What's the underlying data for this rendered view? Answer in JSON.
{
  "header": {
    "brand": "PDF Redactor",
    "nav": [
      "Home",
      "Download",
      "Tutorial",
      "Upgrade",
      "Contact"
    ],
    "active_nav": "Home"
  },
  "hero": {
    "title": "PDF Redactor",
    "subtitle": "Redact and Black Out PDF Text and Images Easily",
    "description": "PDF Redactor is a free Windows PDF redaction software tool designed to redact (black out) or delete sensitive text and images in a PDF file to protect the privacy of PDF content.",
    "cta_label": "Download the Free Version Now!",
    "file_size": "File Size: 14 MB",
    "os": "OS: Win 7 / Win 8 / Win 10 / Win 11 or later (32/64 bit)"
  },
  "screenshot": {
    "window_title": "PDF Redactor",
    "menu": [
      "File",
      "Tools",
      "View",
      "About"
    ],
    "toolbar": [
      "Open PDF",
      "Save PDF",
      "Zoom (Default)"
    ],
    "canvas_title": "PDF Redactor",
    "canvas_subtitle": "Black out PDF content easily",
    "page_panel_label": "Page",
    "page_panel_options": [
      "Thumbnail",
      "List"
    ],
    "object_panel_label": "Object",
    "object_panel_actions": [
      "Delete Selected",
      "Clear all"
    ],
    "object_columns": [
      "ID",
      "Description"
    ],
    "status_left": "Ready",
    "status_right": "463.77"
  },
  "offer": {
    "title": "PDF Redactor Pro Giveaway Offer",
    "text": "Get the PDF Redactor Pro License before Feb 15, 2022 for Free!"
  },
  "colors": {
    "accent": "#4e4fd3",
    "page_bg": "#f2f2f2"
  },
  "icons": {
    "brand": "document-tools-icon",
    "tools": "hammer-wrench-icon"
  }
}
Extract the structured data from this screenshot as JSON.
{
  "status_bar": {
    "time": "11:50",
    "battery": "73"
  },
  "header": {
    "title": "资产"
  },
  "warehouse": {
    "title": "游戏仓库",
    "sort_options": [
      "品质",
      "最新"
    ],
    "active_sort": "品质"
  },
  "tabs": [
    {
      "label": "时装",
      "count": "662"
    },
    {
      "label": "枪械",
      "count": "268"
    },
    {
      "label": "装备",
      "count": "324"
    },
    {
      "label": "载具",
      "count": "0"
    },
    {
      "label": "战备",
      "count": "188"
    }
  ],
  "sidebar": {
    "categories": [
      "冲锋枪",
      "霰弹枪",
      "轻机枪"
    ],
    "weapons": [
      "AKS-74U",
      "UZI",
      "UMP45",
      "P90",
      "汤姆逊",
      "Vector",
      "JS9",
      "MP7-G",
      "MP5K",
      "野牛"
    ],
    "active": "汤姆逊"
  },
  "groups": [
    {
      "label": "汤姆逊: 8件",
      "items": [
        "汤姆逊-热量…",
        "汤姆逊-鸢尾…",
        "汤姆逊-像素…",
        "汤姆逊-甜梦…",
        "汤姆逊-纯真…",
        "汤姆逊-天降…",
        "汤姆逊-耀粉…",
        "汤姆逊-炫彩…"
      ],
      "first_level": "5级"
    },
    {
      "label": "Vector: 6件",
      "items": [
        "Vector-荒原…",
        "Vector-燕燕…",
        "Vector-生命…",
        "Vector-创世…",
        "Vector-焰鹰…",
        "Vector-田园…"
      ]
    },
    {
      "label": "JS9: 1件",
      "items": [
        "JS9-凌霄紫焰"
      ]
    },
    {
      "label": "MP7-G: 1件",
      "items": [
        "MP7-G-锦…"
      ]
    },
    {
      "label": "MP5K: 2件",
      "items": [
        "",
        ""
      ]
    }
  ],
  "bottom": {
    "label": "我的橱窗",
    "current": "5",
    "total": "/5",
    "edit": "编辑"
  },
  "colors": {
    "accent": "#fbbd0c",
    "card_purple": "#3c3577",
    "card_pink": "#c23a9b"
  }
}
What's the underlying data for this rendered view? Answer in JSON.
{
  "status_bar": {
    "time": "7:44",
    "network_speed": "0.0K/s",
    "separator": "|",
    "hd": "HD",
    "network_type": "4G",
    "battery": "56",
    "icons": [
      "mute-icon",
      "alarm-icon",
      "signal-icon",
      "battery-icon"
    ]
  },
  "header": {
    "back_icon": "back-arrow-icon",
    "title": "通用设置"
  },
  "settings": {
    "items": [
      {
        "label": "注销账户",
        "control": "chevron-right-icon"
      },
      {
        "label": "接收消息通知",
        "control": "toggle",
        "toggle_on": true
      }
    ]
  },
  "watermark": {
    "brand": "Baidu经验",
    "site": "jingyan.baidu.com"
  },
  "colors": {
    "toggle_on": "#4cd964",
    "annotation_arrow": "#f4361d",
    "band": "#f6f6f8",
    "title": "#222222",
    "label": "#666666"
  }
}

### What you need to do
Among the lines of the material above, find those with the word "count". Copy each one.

### Result of the task
      "count": "662"
      "count": "268"
      "count": "324"
      "count": "0"
      "count": "188"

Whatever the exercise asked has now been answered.